TASK PROMPT: Copy out each line of the material below that holds the string "user".

GIVEN RECORDS:
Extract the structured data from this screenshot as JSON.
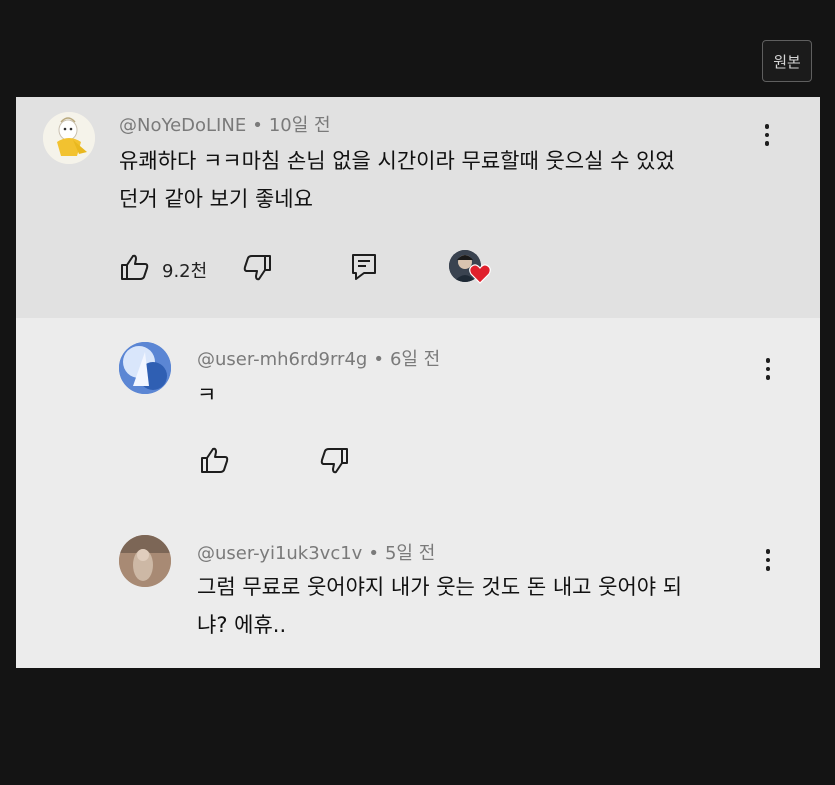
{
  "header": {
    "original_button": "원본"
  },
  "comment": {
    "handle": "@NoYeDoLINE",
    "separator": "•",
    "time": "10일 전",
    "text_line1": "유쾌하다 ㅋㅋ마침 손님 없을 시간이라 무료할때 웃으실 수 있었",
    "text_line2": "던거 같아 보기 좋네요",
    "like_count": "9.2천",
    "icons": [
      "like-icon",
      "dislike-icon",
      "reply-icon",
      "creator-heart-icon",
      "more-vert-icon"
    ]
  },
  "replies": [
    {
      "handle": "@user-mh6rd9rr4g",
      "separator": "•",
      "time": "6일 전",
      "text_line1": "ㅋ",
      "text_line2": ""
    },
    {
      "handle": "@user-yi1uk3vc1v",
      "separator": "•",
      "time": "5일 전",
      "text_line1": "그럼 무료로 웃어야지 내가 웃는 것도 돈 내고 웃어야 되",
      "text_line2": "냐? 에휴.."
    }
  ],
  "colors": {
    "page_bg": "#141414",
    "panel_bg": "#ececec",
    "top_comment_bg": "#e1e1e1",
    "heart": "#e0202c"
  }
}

COMPLETED EXERCISE:
      "handle": "@user-mh6rd9rr4g",
      "handle": "@user-yi1uk3vc1v",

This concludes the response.